Clergy, or the Church. The First Estate owned nearly ten percent of all the land in France. This estate paid no taxes, but to support church activities such as running schools and caring for the poor, it collected a tithe, or a tax on income.3 In addition, this estate was made up of the Nobles who lived luxurious lives in major French cities such as Versailles and Paris. The First Estate perfectly illustrates the amount of power and wealth possessed by the Church during a time when Church and State were not separated. The Second Estate in French life was mainly comprised of the Nobility. This class, generally characterized by the richest members of society, enjoyed extensive rights and privileges, great land, and much wealth. The Nobles accumulated their wealth by collecting

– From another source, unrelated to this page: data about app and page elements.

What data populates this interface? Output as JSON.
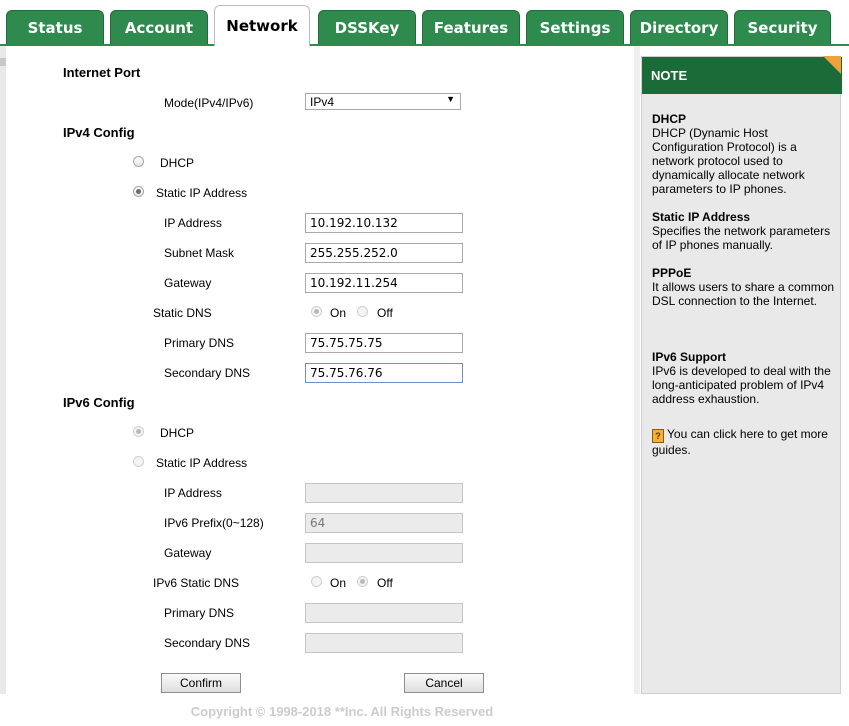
{
  "tabs": [
    {
      "label": "Status",
      "active": false
    },
    {
      "label": "Account",
      "active": false
    },
    {
      "label": "Network",
      "active": true
    },
    {
      "label": "DSSKey",
      "active": false
    },
    {
      "label": "Features",
      "active": false
    },
    {
      "label": "Settings",
      "active": false
    },
    {
      "label": "Directory",
      "active": false
    },
    {
      "label": "Security",
      "active": false
    }
  ],
  "internet_port": {
    "section_title": "Internet Port",
    "mode_label": "Mode(IPv4/IPv6)",
    "mode_value": "IPv4"
  },
  "ipv4": {
    "section_title": "IPv4 Config",
    "dhcp_label": "DHCP",
    "static_label": "Static IP Address",
    "selected": "static",
    "ip_label": "IP Address",
    "ip_value": "10.192.10.132",
    "mask_label": "Subnet Mask",
    "mask_value": "255.255.252.0",
    "gateway_label": "Gateway",
    "gateway_value": "10.192.11.254",
    "static_dns_label": "Static DNS",
    "on_label": "On",
    "off_label": "Off",
    "static_dns_value": "On",
    "primary_dns_label": "Primary DNS",
    "primary_dns_value": "75.75.75.75",
    "secondary_dns_label": "Secondary DNS",
    "secondary_dns_value": "75.75.76.76"
  },
  "ipv6": {
    "section_title": "IPv6 Config",
    "dhcp_label": "DHCP",
    "static_label": "Static IP Address",
    "selected": "dhcp",
    "ip_label": "IP Address",
    "ip_value": "",
    "prefix_label": "IPv6 Prefix(0~128)",
    "prefix_value": "64",
    "gateway_label": "Gateway",
    "gateway_value": "",
    "static_dns_label": "IPv6 Static DNS",
    "on_label": "On",
    "off_label": "Off",
    "static_dns_value": "Off",
    "primary_dns_label": "Primary DNS",
    "primary_dns_value": "",
    "secondary_dns_label": "Secondary DNS",
    "secondary_dns_value": ""
  },
  "buttons": {
    "confirm": "Confirm",
    "cancel": "Cancel"
  },
  "note": {
    "title": "NOTE",
    "dhcp_title": "DHCP",
    "dhcp_text": "DHCP (Dynamic Host Configuration Protocol) is a network protocol used to dynamically allocate network parameters to IP phones.",
    "static_title": "Static IP Address",
    "static_text": "Specifies the network parameters of IP phones manually.",
    "pppoe_title": "PPPoE",
    "pppoe_text": "It allows users to share a common DSL connection to the Internet.",
    "ipv6_title": "IPv6 Support",
    "ipv6_text": "IPv6 is developed to deal with the long-anticipated problem of IPv4 address exhaustion.",
    "guide_text": "You can click here to get more guides.",
    "guide_icon": "help-book-icon"
  },
  "footer": "Copyright © 1998-2018 **Inc. All Rights Reserved",
  "colors": {
    "tab_green": "#2f8a4e",
    "note_header": "#1b6b38",
    "note_fold": "#f0a13c"
  }
}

taxes, rents, and dues for the use of their farms or estates. Noblemen traditionally lived by the values of loyalty, courage, refined manners, and service to the King.4 However, while these aristocrats still claimed the privileges of their estate, many had forgotten their duties and values.5 This estate shows how lopsided society was; most members of the Second Estate weren’t even rich, but were born into a Noble family and were therefore considered Nobility. The Third Estate consisted of French citizens who weren’t classified as either Clergy or Nobility. Since the first two estates were exempt from taxes, the Third Estate had to provide almost all of the country’s income. Yet the Third Estate, easily the largest since it encompassed every Frenchman who was neither an

aristocrat nor a clergyman, was the least influential of the estates. In general, the Third Estate was composed of three groups: the Peasants, the Middle Class, and the Urban Workers. Peasants mainly led the lives of farmers. In contrast, the Middle Class was composed of the most important people in society. However, the Middle Class often worried about its social status, for it wasn’t socially recognized because it was part of the Third Estate. The Urban Workers, on the other hand, held much weight in society before and during the Revolution. Their anger at low wages and shortages of bread and other staple foods often resulted in mob violence during the Revolution.6 While the first two orders enjoyed many advantages, the commoners of the Third Estate had none. Barred by law